Start of Dataset entries

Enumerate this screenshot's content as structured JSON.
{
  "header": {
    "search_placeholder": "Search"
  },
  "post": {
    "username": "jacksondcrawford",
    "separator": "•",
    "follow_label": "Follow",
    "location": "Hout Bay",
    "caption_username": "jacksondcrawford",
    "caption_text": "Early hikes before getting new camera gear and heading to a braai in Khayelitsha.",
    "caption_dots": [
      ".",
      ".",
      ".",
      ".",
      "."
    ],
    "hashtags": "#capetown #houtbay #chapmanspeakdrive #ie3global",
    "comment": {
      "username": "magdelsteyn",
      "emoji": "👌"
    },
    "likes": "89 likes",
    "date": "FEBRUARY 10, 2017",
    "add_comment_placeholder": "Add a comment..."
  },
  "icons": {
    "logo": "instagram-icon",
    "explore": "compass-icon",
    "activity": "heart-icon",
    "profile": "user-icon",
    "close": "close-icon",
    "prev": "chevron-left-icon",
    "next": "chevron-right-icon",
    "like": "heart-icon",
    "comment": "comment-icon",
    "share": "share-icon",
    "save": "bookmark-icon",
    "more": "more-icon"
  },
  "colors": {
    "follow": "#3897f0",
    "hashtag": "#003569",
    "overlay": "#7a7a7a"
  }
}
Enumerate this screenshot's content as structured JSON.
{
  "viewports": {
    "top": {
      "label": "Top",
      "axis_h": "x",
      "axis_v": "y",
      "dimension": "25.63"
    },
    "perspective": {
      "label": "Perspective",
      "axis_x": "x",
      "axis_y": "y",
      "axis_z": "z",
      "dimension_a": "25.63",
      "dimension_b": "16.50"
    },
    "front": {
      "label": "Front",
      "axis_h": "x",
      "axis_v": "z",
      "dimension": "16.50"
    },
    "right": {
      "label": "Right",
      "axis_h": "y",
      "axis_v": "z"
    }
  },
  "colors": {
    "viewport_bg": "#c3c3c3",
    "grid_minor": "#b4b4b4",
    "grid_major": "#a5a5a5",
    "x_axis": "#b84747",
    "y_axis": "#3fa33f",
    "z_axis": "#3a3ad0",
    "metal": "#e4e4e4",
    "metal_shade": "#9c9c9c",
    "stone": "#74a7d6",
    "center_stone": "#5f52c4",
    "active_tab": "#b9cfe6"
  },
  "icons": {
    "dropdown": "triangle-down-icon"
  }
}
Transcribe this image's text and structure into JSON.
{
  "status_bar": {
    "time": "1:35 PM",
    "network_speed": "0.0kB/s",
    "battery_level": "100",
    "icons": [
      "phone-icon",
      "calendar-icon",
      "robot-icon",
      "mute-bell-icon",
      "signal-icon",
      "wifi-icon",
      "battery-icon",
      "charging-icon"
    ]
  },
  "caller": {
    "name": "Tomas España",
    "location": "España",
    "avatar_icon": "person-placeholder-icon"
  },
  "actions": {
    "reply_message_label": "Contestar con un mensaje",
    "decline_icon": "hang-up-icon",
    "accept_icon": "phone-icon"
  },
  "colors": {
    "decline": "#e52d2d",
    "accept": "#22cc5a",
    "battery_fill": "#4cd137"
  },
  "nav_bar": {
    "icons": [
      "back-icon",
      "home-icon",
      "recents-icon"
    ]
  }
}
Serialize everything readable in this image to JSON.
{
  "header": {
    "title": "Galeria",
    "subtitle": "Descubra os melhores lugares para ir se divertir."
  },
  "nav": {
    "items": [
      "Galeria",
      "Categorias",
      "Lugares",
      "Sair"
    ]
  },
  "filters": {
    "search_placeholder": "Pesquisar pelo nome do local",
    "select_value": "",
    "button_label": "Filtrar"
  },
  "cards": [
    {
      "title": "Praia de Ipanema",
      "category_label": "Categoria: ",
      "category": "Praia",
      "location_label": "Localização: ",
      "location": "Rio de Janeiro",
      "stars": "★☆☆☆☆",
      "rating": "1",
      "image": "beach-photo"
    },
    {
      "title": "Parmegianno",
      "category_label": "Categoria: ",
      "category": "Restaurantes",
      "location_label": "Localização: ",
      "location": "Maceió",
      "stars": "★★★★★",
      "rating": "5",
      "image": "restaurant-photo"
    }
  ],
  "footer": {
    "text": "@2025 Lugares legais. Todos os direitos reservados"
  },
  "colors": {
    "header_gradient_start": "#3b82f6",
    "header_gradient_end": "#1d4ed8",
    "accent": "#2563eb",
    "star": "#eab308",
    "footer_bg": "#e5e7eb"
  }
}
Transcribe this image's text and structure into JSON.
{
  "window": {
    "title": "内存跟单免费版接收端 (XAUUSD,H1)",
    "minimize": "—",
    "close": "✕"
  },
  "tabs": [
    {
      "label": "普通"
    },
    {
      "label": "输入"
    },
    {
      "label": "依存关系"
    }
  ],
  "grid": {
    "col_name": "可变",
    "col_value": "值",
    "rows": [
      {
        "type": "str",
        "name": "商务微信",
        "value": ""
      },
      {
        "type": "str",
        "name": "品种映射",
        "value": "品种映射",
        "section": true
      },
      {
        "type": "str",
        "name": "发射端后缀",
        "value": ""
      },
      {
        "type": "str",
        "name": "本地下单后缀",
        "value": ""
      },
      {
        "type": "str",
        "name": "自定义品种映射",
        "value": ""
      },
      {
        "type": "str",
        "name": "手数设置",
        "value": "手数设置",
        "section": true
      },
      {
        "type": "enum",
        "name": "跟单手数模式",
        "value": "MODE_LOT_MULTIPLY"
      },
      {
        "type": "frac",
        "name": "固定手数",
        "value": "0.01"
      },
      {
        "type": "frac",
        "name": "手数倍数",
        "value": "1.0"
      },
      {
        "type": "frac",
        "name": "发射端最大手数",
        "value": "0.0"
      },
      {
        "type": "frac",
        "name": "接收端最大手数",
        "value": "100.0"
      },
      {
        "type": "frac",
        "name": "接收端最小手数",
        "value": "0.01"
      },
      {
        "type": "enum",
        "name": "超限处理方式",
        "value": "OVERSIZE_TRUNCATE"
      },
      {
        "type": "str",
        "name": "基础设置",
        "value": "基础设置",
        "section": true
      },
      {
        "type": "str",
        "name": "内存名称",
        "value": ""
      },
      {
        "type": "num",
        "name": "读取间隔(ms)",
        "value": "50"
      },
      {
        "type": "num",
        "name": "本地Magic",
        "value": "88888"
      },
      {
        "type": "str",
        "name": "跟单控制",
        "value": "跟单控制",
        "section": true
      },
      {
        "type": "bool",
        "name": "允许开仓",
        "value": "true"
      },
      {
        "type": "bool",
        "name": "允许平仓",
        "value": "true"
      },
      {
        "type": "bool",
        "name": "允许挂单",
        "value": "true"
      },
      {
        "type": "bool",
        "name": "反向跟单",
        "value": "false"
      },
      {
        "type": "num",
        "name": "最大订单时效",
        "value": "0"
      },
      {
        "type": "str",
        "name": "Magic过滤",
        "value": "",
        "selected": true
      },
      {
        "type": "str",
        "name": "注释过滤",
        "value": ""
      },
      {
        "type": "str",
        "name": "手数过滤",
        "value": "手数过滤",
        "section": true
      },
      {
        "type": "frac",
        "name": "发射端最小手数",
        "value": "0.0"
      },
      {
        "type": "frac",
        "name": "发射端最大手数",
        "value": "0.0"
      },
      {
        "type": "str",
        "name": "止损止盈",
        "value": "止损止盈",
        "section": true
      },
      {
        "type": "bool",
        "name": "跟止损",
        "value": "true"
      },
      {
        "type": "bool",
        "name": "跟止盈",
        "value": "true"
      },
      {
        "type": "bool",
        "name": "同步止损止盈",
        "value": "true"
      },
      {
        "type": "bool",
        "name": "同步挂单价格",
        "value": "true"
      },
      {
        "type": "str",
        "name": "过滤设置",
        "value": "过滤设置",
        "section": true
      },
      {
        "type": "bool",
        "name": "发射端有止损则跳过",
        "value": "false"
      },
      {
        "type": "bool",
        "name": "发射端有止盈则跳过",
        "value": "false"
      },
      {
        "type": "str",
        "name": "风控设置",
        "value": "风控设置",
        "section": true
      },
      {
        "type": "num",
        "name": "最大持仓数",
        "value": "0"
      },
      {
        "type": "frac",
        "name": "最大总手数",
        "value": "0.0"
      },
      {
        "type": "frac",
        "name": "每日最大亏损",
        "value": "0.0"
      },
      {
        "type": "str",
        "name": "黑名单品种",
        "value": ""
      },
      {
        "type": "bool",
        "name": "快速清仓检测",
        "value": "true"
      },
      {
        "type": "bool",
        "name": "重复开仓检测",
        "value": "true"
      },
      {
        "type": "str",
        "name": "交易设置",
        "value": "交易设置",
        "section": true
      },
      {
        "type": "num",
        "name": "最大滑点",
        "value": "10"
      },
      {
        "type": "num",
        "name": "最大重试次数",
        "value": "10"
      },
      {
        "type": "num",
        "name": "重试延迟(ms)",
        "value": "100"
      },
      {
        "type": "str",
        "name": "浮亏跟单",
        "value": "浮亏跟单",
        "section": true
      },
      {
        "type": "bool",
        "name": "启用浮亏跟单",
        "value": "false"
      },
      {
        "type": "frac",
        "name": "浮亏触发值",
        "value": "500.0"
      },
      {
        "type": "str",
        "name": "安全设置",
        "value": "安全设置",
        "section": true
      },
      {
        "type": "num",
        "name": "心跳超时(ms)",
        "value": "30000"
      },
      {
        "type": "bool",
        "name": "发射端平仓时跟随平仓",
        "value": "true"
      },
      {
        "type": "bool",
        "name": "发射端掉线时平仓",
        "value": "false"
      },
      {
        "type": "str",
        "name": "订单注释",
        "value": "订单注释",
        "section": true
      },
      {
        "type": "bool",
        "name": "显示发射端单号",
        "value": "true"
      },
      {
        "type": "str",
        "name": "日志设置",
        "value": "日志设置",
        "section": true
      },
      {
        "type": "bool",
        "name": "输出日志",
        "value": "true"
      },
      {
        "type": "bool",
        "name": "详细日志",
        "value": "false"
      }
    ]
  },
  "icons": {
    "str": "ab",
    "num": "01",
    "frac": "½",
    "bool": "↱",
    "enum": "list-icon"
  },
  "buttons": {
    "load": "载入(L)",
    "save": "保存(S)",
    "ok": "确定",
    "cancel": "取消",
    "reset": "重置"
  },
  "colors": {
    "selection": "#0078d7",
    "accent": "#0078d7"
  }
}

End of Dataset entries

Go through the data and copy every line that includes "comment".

    "comment": {
    "add_comment_placeholder": "Add a comment..."
    "comment": "comment-icon",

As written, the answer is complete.